Encaustic painting, involves using heated beeswax to which colored pigments are added. The liquid or paste is then applied to a surface like wood, canvas and card paper. Metal tools and special brushes can be used to shape the paint before it cools, or heated metal tools can be used to manipulate the wax once it has cooled onto the surface. Because wax is used as the pigment binder, encaustics can be sculpted as well as painted.

This technique was notably used in the Fayum mummy portraits from Egypt around 100-300 AD, as well as in many works of 20th-century North American artists.

In the 20th century, painter Fritz Faiss (1905–1981), rediscovered the so-called “Punic wax” technique of encaustic painting. Encaustic art has seen a resurgence in popularity since the 1990s with people using electric irons, hotplates and heated stylus on different surfaces including card, paper and even pottery.

…… From http://en.wikipedia.org/wiki/Encaustic_painting

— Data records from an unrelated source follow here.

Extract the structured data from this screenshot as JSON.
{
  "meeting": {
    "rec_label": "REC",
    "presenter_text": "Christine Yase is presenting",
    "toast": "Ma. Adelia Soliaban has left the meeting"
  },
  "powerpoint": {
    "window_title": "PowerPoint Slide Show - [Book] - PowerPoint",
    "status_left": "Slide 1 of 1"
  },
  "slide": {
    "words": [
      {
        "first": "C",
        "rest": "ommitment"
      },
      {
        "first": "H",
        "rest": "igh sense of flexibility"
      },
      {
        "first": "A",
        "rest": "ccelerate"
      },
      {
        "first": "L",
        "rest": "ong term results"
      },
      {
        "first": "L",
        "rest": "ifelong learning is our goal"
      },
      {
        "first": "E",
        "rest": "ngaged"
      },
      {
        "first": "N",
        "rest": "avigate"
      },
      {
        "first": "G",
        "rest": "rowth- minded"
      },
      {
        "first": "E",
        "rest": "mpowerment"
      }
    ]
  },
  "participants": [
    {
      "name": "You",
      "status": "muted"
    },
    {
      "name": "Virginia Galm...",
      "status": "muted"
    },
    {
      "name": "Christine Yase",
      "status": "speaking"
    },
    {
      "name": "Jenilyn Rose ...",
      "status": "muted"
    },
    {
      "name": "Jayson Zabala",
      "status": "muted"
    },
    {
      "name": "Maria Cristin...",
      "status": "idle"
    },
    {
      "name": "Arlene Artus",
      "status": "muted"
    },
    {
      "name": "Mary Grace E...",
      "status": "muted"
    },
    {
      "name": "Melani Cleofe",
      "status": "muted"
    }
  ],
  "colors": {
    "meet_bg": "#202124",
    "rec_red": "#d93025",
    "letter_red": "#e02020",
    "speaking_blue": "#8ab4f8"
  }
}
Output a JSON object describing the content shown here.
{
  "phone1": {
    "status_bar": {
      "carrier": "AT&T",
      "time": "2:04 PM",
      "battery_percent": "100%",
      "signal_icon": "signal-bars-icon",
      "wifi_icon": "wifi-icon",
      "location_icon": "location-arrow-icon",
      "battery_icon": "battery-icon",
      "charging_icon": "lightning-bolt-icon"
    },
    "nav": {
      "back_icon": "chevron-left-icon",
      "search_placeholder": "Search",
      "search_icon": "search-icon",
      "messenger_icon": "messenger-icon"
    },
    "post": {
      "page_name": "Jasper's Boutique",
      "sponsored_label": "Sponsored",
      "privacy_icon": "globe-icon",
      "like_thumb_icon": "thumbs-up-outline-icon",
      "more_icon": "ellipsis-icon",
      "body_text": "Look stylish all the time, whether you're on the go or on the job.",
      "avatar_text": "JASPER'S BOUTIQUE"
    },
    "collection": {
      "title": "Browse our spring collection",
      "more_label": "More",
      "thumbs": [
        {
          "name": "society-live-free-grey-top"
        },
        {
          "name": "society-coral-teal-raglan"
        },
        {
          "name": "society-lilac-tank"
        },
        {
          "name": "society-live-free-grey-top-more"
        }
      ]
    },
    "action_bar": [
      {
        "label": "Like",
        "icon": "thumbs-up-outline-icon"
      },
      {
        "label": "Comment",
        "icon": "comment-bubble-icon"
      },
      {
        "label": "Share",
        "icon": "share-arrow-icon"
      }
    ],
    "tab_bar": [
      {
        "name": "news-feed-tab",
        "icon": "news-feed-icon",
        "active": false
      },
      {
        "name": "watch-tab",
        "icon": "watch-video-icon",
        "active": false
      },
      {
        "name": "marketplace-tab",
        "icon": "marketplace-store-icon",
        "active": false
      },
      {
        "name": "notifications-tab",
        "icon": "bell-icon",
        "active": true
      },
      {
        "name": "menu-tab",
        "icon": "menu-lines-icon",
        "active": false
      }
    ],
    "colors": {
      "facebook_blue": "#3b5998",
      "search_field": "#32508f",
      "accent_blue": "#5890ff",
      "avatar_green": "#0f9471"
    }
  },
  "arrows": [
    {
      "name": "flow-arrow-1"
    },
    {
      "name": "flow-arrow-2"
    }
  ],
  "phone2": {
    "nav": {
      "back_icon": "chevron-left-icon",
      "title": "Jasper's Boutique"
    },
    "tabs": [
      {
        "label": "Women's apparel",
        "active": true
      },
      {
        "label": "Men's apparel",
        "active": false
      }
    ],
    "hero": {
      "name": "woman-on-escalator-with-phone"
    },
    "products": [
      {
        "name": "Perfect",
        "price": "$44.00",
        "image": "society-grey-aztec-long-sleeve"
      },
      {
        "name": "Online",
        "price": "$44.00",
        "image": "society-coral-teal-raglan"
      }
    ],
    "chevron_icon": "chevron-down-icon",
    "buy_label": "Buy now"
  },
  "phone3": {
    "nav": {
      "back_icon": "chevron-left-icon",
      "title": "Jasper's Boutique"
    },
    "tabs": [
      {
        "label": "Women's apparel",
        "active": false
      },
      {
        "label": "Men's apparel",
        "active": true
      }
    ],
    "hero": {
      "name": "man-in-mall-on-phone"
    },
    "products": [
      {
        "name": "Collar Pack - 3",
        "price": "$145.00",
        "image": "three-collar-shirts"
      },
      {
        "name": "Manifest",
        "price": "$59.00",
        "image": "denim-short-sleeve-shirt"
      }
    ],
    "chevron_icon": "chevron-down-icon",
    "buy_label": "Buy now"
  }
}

  1. Encaustic Iron
  2. Colored beeswax blocks
  3. Surface like: wood, canvas, card paper
  4. Metal tools & brushes for shaping, sculpting, texturing the art.